Before we announce the theme for our celebratory tenth season of Folly Avenue Film Club, we thought we would take a little stroll down memory lane. Over the next couple of weeks, we will revisit some of our previous seasons, hopefully stirring up some memories, and whetting the appetite for our new line-up.
In 2009, with our modest technical set-up, we put together a program of our favorite musicals, including Moulin Rouge, Chicago and of course - the best musical movie of all time - Singin’ In The Rain. We learned an early lesson in 2009 that outdoor activities necesitate close attention to the weather. A number of nights were washed out by rain and we STILL haven’t shown Mamma Mia !
By 2015, we were in our stride. Our movie selection policy had matured, and our mastery of the presentation side had expanded to include pre-show trailers and even promotional videos.

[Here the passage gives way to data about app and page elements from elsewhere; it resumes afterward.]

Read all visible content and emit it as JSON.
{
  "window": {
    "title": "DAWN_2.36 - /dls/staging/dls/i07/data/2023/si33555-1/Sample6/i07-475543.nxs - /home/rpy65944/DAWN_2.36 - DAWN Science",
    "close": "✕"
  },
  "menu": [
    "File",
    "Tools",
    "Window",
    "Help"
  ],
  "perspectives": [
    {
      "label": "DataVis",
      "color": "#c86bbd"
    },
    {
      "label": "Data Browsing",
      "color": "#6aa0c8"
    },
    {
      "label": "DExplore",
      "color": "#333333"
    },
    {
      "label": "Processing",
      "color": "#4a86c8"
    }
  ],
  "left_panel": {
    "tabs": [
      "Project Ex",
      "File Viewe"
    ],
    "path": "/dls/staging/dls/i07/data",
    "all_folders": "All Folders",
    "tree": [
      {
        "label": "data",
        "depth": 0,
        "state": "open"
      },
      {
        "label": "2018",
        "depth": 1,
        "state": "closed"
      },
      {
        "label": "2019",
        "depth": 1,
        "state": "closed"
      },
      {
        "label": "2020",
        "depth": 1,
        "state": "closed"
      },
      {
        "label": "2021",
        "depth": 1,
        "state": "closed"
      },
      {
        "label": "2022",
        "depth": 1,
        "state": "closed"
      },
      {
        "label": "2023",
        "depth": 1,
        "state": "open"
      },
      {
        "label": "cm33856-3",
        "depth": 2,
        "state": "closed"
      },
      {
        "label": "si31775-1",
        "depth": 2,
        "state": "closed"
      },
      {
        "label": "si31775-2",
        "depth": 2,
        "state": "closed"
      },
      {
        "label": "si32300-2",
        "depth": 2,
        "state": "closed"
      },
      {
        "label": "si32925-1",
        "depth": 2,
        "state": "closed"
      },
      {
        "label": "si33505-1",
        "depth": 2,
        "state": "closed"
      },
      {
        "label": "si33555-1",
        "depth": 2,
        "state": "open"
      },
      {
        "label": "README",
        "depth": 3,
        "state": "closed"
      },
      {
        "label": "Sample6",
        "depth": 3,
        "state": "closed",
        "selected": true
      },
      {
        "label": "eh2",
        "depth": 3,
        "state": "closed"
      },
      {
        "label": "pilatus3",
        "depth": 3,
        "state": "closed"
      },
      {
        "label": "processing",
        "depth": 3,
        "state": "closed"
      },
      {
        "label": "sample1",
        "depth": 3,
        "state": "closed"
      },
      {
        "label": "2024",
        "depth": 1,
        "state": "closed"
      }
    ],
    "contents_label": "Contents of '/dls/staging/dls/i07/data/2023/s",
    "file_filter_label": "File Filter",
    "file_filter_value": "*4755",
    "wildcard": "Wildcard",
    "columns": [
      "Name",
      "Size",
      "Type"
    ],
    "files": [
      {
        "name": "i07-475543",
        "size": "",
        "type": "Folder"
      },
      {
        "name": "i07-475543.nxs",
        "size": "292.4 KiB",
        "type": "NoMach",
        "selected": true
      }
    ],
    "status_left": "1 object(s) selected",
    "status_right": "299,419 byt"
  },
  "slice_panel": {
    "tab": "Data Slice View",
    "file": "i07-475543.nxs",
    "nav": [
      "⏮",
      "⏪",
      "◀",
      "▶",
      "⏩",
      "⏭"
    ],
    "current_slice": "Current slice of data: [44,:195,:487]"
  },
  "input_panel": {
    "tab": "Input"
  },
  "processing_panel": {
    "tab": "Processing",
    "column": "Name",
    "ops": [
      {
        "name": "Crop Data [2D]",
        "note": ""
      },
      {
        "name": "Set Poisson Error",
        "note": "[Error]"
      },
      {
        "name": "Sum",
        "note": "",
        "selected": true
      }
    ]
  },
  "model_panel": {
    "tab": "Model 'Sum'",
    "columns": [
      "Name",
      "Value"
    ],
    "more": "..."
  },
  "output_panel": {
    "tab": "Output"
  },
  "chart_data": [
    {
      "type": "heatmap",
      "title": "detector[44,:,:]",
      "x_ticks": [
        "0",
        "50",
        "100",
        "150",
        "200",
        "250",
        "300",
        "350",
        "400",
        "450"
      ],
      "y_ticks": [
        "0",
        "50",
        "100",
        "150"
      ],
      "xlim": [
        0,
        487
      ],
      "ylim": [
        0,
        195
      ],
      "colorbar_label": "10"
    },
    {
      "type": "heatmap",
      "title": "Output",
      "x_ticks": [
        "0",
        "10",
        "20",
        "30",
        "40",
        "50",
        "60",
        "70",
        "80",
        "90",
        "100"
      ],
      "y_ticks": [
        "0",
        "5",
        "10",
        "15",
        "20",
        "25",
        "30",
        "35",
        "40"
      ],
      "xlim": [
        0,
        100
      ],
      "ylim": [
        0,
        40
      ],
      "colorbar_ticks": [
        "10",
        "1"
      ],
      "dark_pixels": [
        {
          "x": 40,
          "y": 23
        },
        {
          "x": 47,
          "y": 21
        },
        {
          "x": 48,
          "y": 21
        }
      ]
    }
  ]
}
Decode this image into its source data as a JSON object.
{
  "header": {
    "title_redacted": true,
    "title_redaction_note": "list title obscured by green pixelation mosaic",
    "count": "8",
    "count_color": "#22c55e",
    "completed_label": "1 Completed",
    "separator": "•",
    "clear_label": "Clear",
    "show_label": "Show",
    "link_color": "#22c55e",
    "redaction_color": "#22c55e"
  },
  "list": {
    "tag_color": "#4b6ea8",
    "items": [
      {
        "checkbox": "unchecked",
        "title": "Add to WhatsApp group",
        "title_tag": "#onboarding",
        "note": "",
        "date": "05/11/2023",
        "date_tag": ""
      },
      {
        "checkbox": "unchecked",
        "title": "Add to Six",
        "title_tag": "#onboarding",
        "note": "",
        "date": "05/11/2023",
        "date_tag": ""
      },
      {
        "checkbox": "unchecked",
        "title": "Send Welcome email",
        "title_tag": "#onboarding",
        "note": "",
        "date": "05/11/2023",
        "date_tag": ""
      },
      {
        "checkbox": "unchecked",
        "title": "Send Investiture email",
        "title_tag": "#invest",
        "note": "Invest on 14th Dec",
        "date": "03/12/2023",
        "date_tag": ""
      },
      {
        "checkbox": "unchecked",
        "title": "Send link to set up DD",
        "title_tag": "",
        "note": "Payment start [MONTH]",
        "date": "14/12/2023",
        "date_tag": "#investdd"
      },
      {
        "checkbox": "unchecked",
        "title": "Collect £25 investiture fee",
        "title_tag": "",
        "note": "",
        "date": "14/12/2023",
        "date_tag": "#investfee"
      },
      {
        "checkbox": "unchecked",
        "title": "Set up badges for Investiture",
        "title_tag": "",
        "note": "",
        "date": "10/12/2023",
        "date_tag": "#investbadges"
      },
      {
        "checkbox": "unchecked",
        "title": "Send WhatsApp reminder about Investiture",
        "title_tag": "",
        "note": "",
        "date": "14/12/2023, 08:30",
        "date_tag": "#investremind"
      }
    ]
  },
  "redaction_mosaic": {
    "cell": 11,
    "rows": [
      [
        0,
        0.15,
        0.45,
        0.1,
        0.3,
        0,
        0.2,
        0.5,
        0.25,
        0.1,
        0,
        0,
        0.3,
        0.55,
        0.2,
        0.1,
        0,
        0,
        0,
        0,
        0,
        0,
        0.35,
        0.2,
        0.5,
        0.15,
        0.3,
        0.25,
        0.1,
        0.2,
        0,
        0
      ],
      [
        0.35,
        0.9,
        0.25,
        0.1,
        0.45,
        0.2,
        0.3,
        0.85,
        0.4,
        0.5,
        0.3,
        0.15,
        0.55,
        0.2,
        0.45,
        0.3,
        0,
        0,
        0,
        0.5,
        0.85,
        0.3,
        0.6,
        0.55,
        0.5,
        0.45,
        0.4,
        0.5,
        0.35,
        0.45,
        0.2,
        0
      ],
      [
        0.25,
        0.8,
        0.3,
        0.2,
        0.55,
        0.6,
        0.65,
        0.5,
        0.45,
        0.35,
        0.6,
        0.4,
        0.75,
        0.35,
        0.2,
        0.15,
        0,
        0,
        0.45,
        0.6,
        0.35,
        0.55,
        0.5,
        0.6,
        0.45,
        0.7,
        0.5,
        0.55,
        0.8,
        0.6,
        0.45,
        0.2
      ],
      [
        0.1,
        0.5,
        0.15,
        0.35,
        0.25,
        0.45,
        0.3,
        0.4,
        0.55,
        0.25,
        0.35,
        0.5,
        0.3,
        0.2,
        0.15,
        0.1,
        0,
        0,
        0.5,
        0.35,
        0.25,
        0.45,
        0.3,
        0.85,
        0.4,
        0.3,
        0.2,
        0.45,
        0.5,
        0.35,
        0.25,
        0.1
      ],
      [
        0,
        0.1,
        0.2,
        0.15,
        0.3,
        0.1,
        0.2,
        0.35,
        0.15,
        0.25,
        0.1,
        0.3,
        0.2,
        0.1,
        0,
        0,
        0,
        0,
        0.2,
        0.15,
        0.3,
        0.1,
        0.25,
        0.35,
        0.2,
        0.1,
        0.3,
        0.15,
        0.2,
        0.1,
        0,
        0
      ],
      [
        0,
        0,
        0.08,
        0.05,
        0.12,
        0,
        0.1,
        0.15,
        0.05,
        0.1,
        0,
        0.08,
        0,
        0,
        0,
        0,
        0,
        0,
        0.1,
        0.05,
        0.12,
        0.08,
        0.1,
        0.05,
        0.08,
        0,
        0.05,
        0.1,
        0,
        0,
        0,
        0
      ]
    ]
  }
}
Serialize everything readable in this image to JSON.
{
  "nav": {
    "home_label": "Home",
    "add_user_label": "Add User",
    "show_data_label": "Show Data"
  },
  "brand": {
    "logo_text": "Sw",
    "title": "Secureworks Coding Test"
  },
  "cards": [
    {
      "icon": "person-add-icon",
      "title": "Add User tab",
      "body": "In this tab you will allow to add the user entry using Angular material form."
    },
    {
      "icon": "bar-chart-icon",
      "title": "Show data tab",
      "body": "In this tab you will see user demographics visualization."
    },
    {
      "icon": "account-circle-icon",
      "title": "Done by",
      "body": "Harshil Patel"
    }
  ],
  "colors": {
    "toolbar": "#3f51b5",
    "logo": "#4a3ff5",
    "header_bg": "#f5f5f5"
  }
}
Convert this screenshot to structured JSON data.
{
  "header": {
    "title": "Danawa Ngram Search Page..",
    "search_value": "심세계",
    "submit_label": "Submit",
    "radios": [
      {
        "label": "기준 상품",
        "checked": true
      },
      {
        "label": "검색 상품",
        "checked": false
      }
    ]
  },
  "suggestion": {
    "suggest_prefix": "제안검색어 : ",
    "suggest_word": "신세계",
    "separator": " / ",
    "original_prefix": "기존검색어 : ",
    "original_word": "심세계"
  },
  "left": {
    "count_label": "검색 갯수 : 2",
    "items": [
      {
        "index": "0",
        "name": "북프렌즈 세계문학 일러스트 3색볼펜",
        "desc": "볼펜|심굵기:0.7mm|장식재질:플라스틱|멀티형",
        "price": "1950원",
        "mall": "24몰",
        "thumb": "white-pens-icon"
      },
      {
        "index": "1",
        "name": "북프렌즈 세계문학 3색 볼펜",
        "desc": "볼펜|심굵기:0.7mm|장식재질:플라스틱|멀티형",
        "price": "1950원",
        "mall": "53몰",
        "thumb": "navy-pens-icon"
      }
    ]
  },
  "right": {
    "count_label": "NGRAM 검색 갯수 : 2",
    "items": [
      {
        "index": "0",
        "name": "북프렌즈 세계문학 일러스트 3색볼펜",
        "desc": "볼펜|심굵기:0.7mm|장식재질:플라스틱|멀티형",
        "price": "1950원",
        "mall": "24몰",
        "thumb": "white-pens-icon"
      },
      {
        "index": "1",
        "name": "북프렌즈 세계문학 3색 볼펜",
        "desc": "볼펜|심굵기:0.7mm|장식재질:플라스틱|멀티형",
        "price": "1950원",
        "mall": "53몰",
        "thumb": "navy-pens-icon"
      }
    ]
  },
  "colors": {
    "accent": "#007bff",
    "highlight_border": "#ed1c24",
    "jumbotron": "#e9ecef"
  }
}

Here is something I put together to promote and celebrate the theme of ‘Based on a True Story’.
Stay tuned for more journeys down memory lane and some other movie related posts as we build towards Summer 2018, and the announcement of this year’s theme.
So first of all, apologies for the last minute rescheduling of our recent movie The Light Between Oceans. We obviously were tempting fate by having a season with a water theme, because this is the second time we have been rained out. Having said that, we were pleasantly surprised by how many people were able to show up on a Sunday night, particularly our neighbours from Princeton Farms. Thank you for turning out - it gave us pause to think whether Sunday might be a better choice for people. We’re going to stick with the schedule we have for now, but if we have another postponement we’ll probably try this again.
As for the movie…if last week’s Promised Land was noticeably lacking in water, then The Light Between Oceans made up for it in spades - and buckets. A windswept rock called Janus Rock, storms a-plenty, boats adrift – lots of climate, but perhaps sadly lacking in atmosphere. The story is unfortunately very workman-like. After losing two infants through miscarriage, the couple at the centre of the story, Tom and Isobel Sherbourne (played by Michael Fassbender and Alicia Vikander) find a baby adrift in a rowboat. The isolation of their lighthouse home allows them to pass it off as their own, until they come across the grieving mother whose husband and baby was lost at sea. Tom Sherbourne, racked with guilt, leaves her clues to the baby’s origin until the deception is uncovered, and he is jailed. The baby-now-child is returned to her family, and everyone lives unhappily ever after.
I’m being a bit cynical about the plot, because in all honesty by the end of the movie I really didn’t care what happened to any of the characters, and what should have been an emotional payoff was rather limp. Rachel Weisz, who plays Hannah Roennfeldt – the baby’s birth mother – delivers a rather confusing performance which includes a ‘wisdom of Solomon’ moment when she is prepared to give up her daughter for the common good – this comes completely out of nowhere, with hardly any justification. The coda of ’20 Years later’ – Isobel’s death and the grown Lucy-Grace’s visit to a still stoic Tom seems like a rushed afterthought, and not as profound as it was probably meant to be.
Probably unfairly, I had misgivings that the original book might be of a certain type – a genre dominated by the likes of Nicholas Sparks, producing movies which tend to be saccharine-laced and contrived. The contrivance was certainly on show, but I would probably have enjoyed any kind of artificial flavoring, if it only it provided something more tasty to remember…